◆ **Provided data**:
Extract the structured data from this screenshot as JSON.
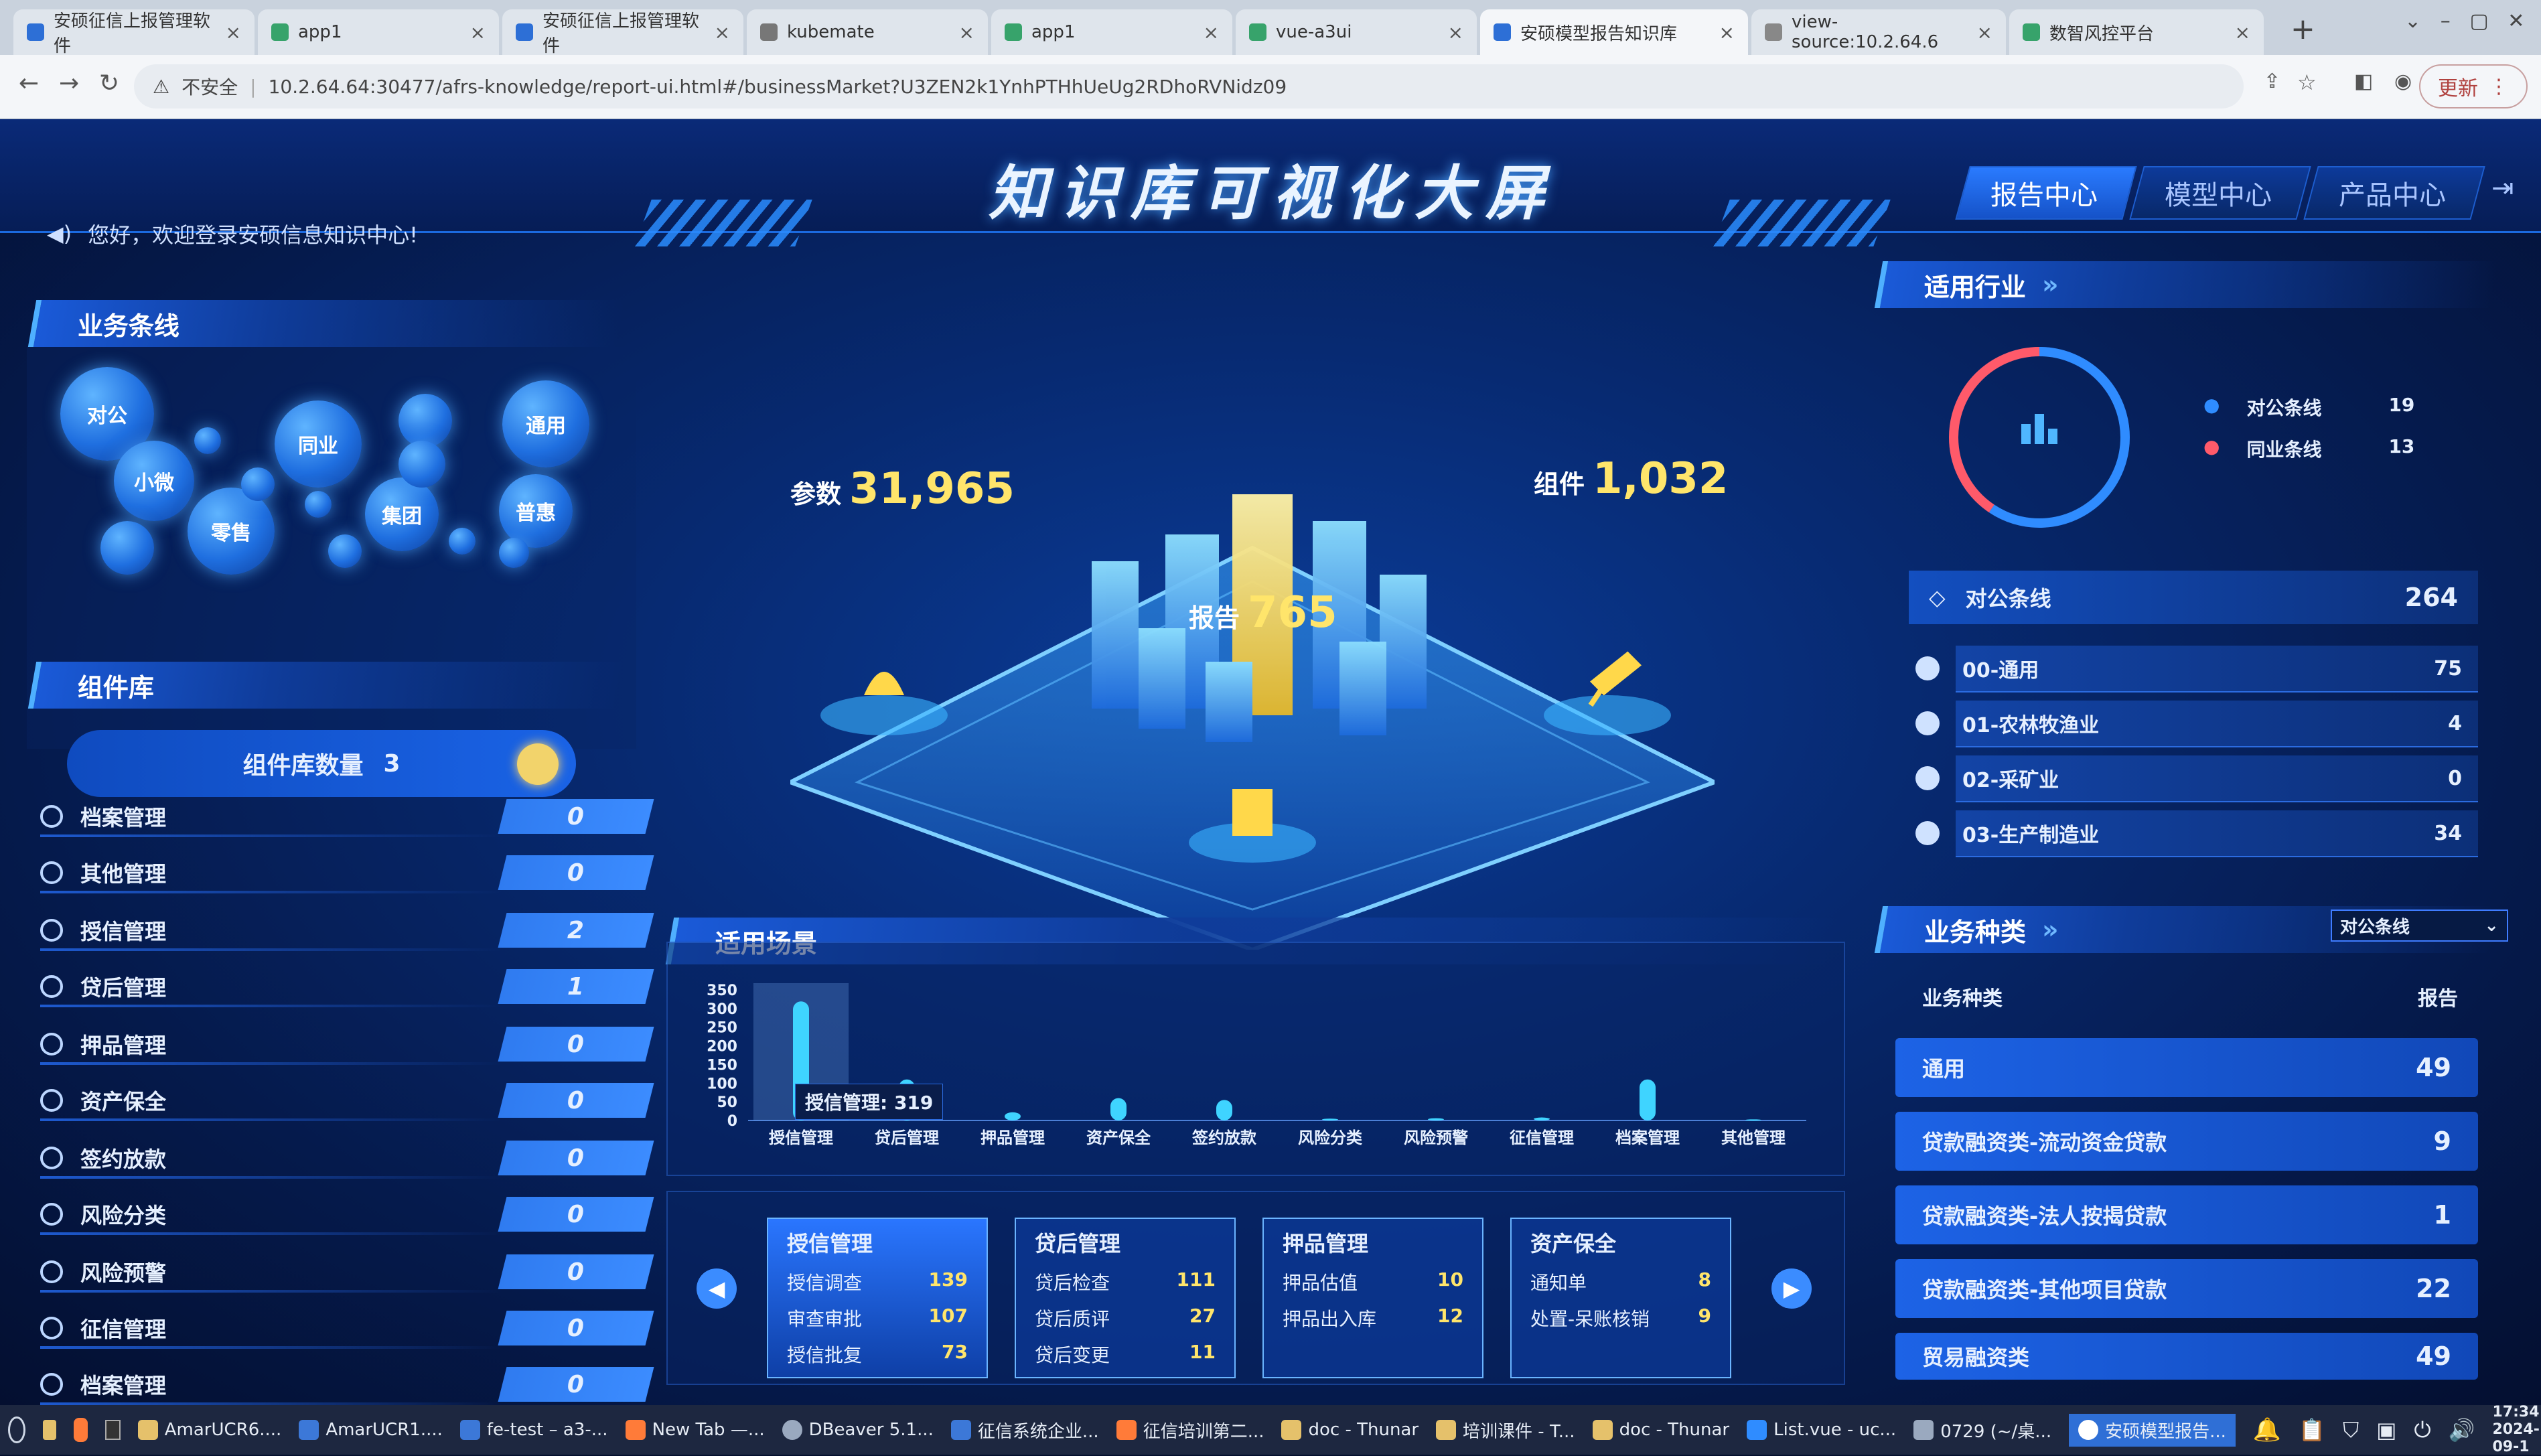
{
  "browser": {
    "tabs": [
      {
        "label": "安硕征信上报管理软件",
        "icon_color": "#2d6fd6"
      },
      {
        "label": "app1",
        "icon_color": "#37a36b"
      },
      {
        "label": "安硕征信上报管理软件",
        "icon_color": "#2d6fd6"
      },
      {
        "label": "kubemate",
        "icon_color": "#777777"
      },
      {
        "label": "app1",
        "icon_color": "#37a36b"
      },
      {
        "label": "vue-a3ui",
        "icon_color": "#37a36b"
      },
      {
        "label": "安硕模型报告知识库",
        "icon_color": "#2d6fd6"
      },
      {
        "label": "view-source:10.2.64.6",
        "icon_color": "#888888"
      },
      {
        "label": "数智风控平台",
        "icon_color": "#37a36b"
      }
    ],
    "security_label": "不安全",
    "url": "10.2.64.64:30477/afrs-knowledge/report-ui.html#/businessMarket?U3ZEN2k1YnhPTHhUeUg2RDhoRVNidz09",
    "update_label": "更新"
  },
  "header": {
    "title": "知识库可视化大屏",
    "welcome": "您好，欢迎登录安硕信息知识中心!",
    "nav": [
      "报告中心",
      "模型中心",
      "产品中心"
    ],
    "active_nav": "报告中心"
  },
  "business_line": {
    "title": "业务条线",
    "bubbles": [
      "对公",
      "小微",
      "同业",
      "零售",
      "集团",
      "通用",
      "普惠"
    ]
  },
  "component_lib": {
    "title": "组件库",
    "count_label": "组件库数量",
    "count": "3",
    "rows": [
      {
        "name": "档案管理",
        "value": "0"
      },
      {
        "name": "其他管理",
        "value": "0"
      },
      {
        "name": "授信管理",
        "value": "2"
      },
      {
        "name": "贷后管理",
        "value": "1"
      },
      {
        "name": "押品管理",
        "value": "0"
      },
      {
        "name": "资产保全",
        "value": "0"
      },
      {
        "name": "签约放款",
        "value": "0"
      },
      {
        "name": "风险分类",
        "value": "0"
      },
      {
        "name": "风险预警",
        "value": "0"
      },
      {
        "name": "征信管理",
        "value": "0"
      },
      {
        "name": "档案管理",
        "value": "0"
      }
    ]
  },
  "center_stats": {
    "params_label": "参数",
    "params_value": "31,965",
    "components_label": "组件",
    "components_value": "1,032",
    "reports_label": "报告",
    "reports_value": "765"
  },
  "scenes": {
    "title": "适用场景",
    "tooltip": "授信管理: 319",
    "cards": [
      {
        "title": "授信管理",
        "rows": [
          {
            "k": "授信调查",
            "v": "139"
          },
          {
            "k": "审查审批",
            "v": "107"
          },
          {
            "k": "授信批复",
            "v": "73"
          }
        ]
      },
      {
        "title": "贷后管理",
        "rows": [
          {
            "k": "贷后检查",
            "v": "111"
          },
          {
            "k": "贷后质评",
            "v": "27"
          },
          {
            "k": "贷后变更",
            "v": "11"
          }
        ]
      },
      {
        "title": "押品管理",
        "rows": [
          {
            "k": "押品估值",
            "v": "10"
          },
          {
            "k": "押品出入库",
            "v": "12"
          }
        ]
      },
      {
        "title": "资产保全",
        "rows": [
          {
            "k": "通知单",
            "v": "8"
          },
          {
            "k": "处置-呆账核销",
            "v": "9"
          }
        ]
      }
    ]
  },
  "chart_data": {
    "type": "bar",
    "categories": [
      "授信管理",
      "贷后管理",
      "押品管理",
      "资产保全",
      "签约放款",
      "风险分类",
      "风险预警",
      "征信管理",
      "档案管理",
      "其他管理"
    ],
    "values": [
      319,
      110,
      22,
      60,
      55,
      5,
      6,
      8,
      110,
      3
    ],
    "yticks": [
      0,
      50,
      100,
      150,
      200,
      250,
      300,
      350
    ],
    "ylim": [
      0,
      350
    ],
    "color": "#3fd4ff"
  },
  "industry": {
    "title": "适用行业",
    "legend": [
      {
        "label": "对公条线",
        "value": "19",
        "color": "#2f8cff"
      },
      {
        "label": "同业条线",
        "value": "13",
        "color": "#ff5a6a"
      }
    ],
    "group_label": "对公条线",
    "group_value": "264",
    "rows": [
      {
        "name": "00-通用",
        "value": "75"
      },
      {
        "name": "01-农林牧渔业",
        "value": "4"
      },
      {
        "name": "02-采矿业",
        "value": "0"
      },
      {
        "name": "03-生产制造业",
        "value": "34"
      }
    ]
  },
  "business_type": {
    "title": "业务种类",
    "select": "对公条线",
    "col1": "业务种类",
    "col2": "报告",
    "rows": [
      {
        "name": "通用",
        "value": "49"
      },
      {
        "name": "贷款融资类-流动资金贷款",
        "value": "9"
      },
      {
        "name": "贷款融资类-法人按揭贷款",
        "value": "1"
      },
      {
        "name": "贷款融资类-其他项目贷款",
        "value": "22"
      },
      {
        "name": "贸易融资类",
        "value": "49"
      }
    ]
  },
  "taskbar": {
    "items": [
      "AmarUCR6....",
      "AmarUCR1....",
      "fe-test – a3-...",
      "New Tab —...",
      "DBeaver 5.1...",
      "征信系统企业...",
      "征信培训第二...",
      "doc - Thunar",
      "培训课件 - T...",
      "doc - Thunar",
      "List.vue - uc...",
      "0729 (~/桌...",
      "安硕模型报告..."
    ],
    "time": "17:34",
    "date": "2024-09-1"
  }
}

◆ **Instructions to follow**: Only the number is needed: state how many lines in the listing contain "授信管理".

◆ **Response**: 4